How can we offer dignity to those on low incomes?

Yarra’s streets can be better for people on low incomes if they have access to lower cost transport options, including walking, cycling and public transport, supported by irregular use of car sharing. 

People on low incomes include:

  • working-age people and other life-long renters,
  • people who live with profound financial hardship as a result of domestic abuse, illness, family death or diminished career prospects,
  • young people still living with their parents,
  • couples just moving out of home, and
  • seniors who are cutting costs.

People on low incomes need access to modes of transport that offer low up-front and low ongoing costs. Walking, cycling and public transport all offer this, supported by occasional use of car sharing. In contrast, driving a private car imposes high upfront and ongoing costs, because people must pay to purchase, insure, fuel, park and maintain their car. 

Source: Mobility Lab

Yarra can improve access to low cost transport options by allocating street space and budget to active transport. To be effective, walking, cycling, public transport and car sharing need space. This includes space for wider footpaths, protected bicycle lanes, protected tram stops and allocated parking bays for car sharing. 

If Yarra chooses not to allocate space and budget to active transport, and instead continues to allocate all almost of our highly valuable public land (the space between property boundaries) to driving and parking private cars, as well as continuing to charge less than market rates for on-street parking, then this effectively subsides driving.
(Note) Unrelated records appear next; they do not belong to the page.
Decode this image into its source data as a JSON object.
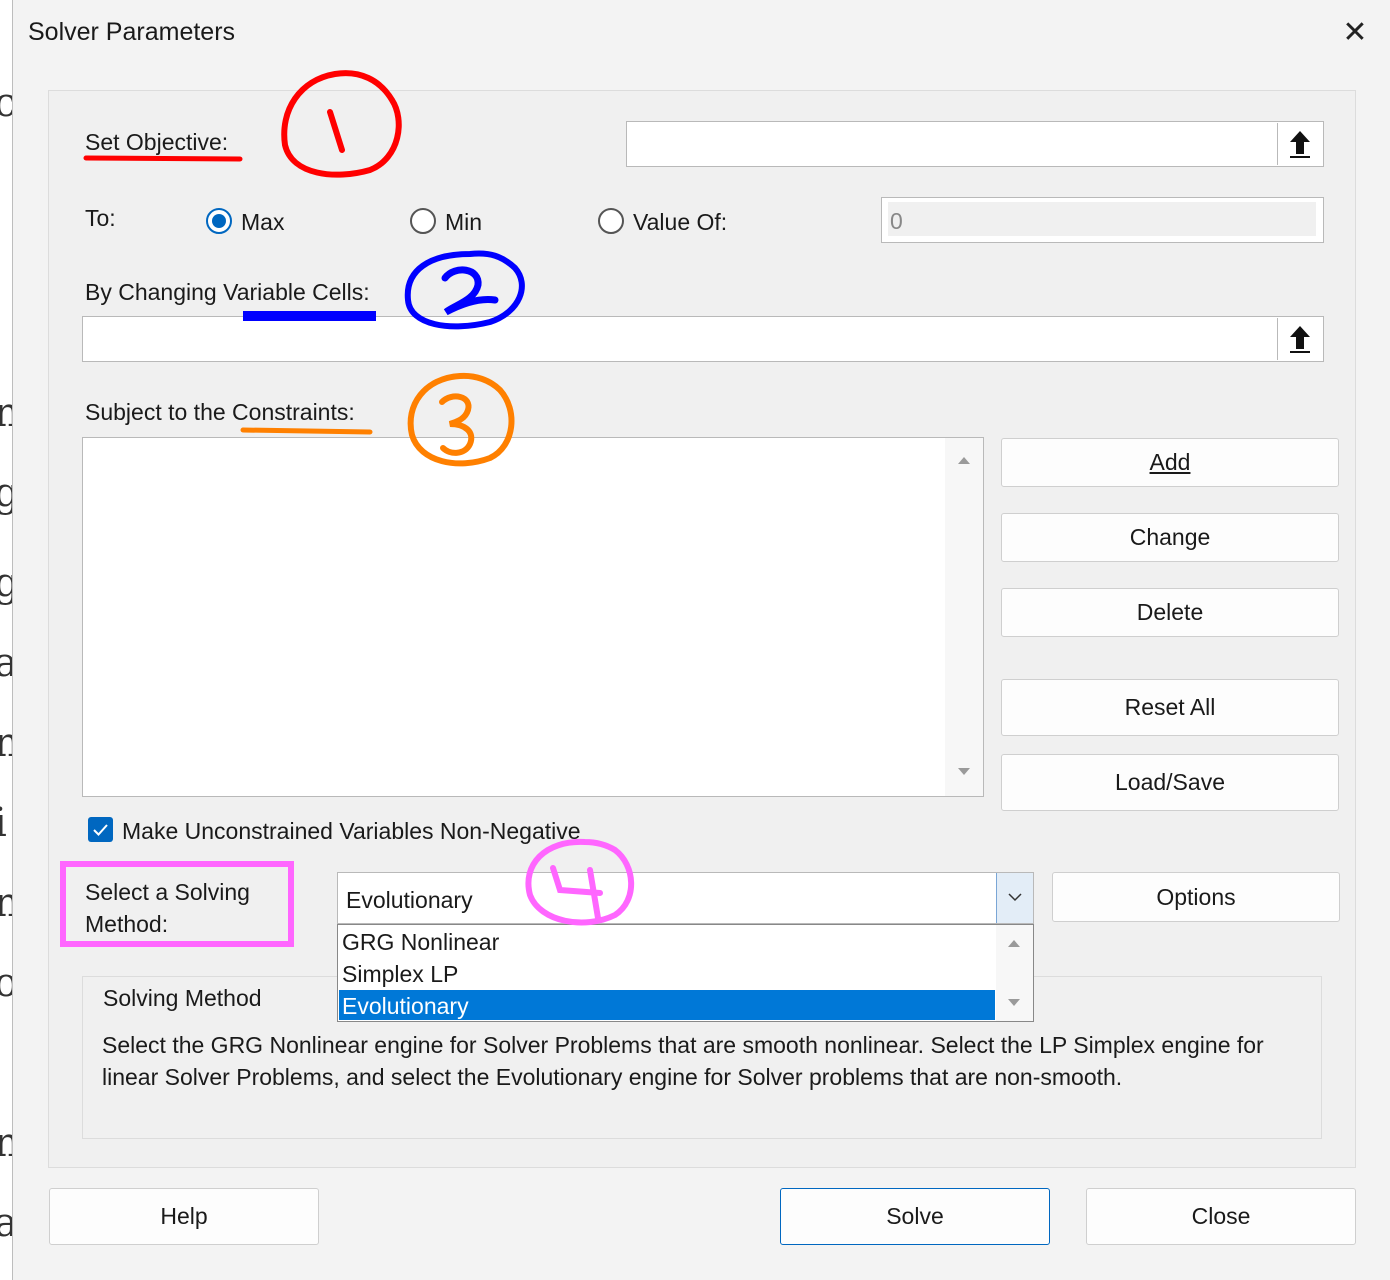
{
  "dialog": {
    "title": "Solver Parameters",
    "close_glyph": "✕"
  },
  "objective": {
    "label": "Set Objective:",
    "value": ""
  },
  "to": {
    "label": "To:",
    "options": [
      "Max",
      "Min",
      "Value Of:"
    ],
    "selected": "Max",
    "value_of": "0"
  },
  "variable_cells": {
    "label": "By Changing Variable Cells:",
    "value": ""
  },
  "constraints": {
    "label": "Subject to the Constraints:",
    "items": [],
    "buttons": [
      "Add",
      "Change",
      "Delete",
      "Reset All",
      "Load/Save"
    ]
  },
  "nonnegative": {
    "label": "Make Unconstrained Variables Non-Negative",
    "checked": true
  },
  "method": {
    "label_line1": "Select a Solving",
    "label_line2": "Method:",
    "selected": "Evolutionary",
    "options": [
      "GRG Nonlinear",
      "Simplex LP",
      "Evolutionary"
    ],
    "options_button": "Options"
  },
  "method_info": {
    "heading": "Solving Method",
    "text": "Select the GRG Nonlinear engine for Solver Problems that are smooth nonlinear. Select the LP Simplex engine for linear Solver Problems, and select the Evolutionary engine for Solver problems that are non-smooth."
  },
  "footer": {
    "help": "Help",
    "solve": "Solve",
    "close": "Close"
  },
  "annotations": {
    "colors": {
      "one": "#ff0000",
      "two": "#0000ff",
      "three": "#ff8000",
      "four": "#ff66ff"
    }
  }
}
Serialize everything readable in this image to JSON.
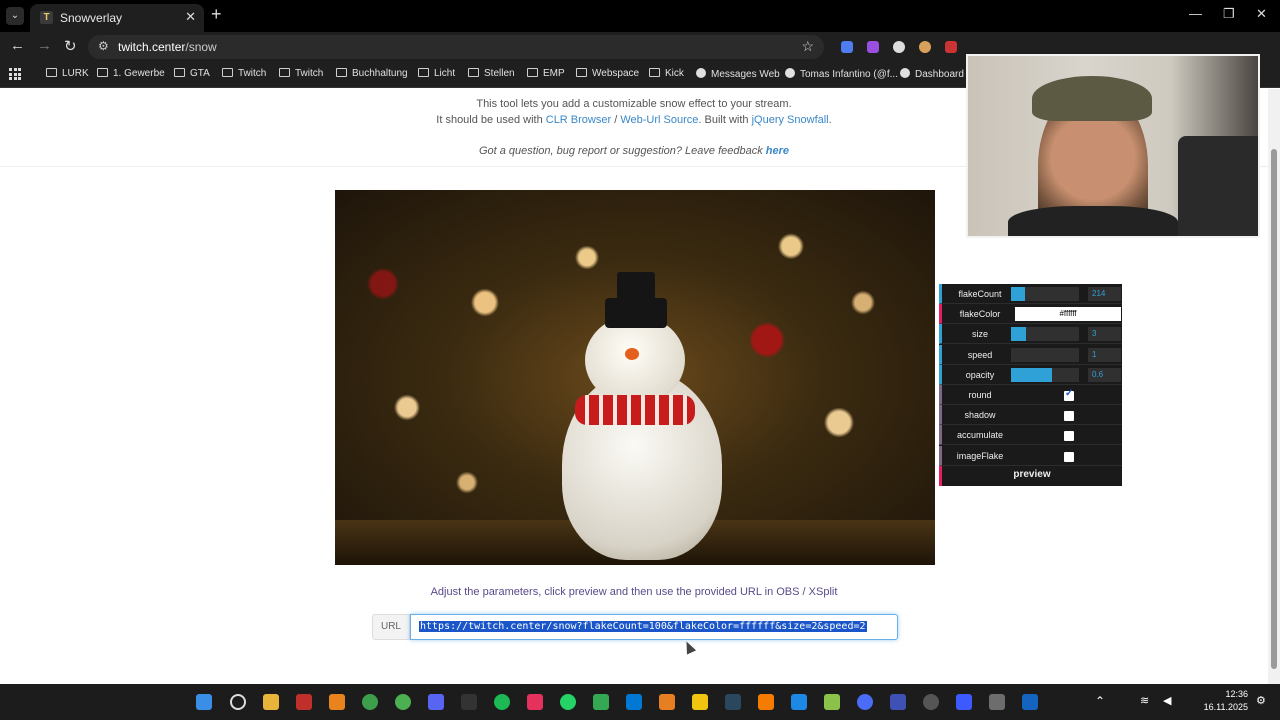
{
  "browser": {
    "tab_title": "Snowverlay",
    "tab_favicon": "T",
    "url_host": "twitch.center",
    "url_path": "/snow",
    "bookmarks": [
      "LURK",
      "1. Gewerbe",
      "GTA",
      "Twitch",
      "Twitch",
      "Buchhaltung",
      "Licht",
      "Stellen",
      "EMP",
      "Webspace",
      "Kick",
      "Messages Web",
      "Tomas Infantino (@f...",
      "Dashboard"
    ]
  },
  "page": {
    "intro_line1": "This tool lets you add a customizable snow effect to your stream.",
    "intro_line2_pre": "It should be used with",
    "link_clr": "CLR Browser",
    "slash": "/",
    "link_weburl": "Web-Url Source",
    "built_with": ". Built with",
    "link_jquery": "jQuery Snowfall",
    "period": ".",
    "feedback_text": "Got a question, bug report or suggestion? Leave feedback",
    "feedback_link": "here",
    "hint": "Adjust the parameters, click preview and then use the provided URL in OBS / XSplit",
    "url_label": "URL",
    "url_value": "https://twitch.center/snow?flakeCount=100&flakeColor=ffffff&size=2&speed=2"
  },
  "gui": {
    "flakeCount": {
      "label": "flakeCount",
      "value": "214",
      "fill": 0.2
    },
    "flakeColor": {
      "label": "flakeColor",
      "value": "#ffffff"
    },
    "size": {
      "label": "size",
      "value": "3",
      "fill": 0.22
    },
    "speed": {
      "label": "speed",
      "value": "1",
      "fill": 0
    },
    "opacity": {
      "label": "opacity",
      "value": "0.6",
      "fill": 0.6
    },
    "round": {
      "label": "round",
      "checked": true
    },
    "shadow": {
      "label": "shadow",
      "checked": false
    },
    "accumulate": {
      "label": "accumulate",
      "checked": false
    },
    "imageFlake": {
      "label": "imageFlake",
      "checked": false
    },
    "preview_label": "preview"
  },
  "taskbar": {
    "time": "12:36",
    "date": "16.11.2025"
  }
}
It also subsidises people on high incomes (who dominate the cohort of people who drive and park) at the expense of people on low incomes (who dominate the cohort of people who walk, cycle, use public transport or car sharing). In contrast, if Yarra allocated space to active transport and levied demand responsive parking charges, it would effectively be a transfer of mobility and wealth from people on high incomes to people on low incomes.

Example from Strong Towns

Strong Towns describes how there is a cohort of ‘invisible bike riders‘ in each city – people on low incomes who use cycle to work, not to save a little money or for the purposes of exercise, but because they have no other option.

Image credit: Strong Towns

Conclusion

Overall, it’s better for people on low incomes if the City of Yarra and the Victorian State Government allocate more street space and budget to active transport, supported by revenue from demand response parking charges and demand responsive driving charges.